Force India became the latest team to unveil its 2010 challenger, after releasing images of its new VJM03 on Tuesday morning. The car features the high nose and the shark-fin engine cover that has become typical of this year's designs.
Following the significant progress made by the team in 2009, as it captured its first pole position and podium finish, Force India is looking for more success this year. The new car will be tested for the first time at this week's Jerez test and its design chiefs are confident it will be a match for the machinery that has already been unveiled.
The VJM03 may be mostly an evolution of last year's design, but the team has made big strides with its double diffuser concept. Mark Smith, its design director, said fully optimizing the double diffuser was one of the key areas for improvement that the team focused on over the winter.
"[The car is] a natural progression in areas which seemed to have strong trends at the end of 2009, and in other areas it's quite different," he said. "The back of the car is the area that has evolved most as everyone has had a year of experience with the double diffusers so we've all gone into 2010 much wiser as to what we can do. There have been some refinements in that area and it's formed part of the make-up of the car this time around, rather than being added very quickly, as happened at the beginning of last year.
"It's natural now to design the car to take these devices.
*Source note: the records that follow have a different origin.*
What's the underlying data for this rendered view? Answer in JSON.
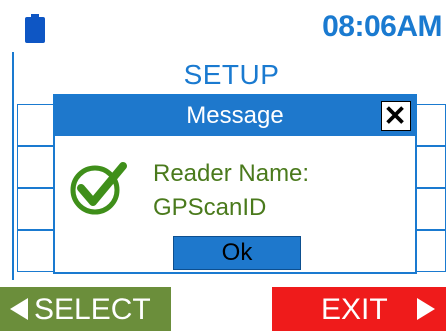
{
  "status": {
    "time": "08:06AM",
    "battery_icon": "battery-icon"
  },
  "screen": {
    "title": "SETUP"
  },
  "dialog": {
    "title": "Message",
    "line1": "Reader Name:",
    "line2": "GPScanID",
    "ok_label": "Ok",
    "close_icon": "close-icon",
    "status_icon": "check-circle-icon"
  },
  "buttons": {
    "select_label": "SELECT",
    "exit_label": "EXIT"
  },
  "colors": {
    "accent": "#1a7ad0",
    "select_bg": "#6b8e3b",
    "exit_bg": "#ef1b1b",
    "message_text": "#4a7a1c"
  }
}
The gearbox is now a little bit easier to work around, and there are tweaks to make the diffuser potential bigger. So, there are some notable differences."
Force India has also vowed to reconsider its use of the adjustable front wing flap, which it abandoned in the middle of last year.
"I think it's potentially more important [this year]," explained Smith. "No one really spoke about it much in the paddock last year, we didn't get the impression it was a big boost for the drivers, so we were happy to do without it. But, given that you've got the scenario where you've got to manage the car in a race now, it's a good thing to have if you can. So, we're making efforts to 'future proof' it this year."
Despite his optimism about the car, Smith is refusing to predict exactly how much the team's efforts will pay off in terms of results this year.
"We will only be in a position to answer that question once we have the first race under our belts," he said. "The development rates in Formula 1 were very high last year and this has largely been maintained over the winter design period.
"How this will manifest itself in relative terms between the teams remains to be seen."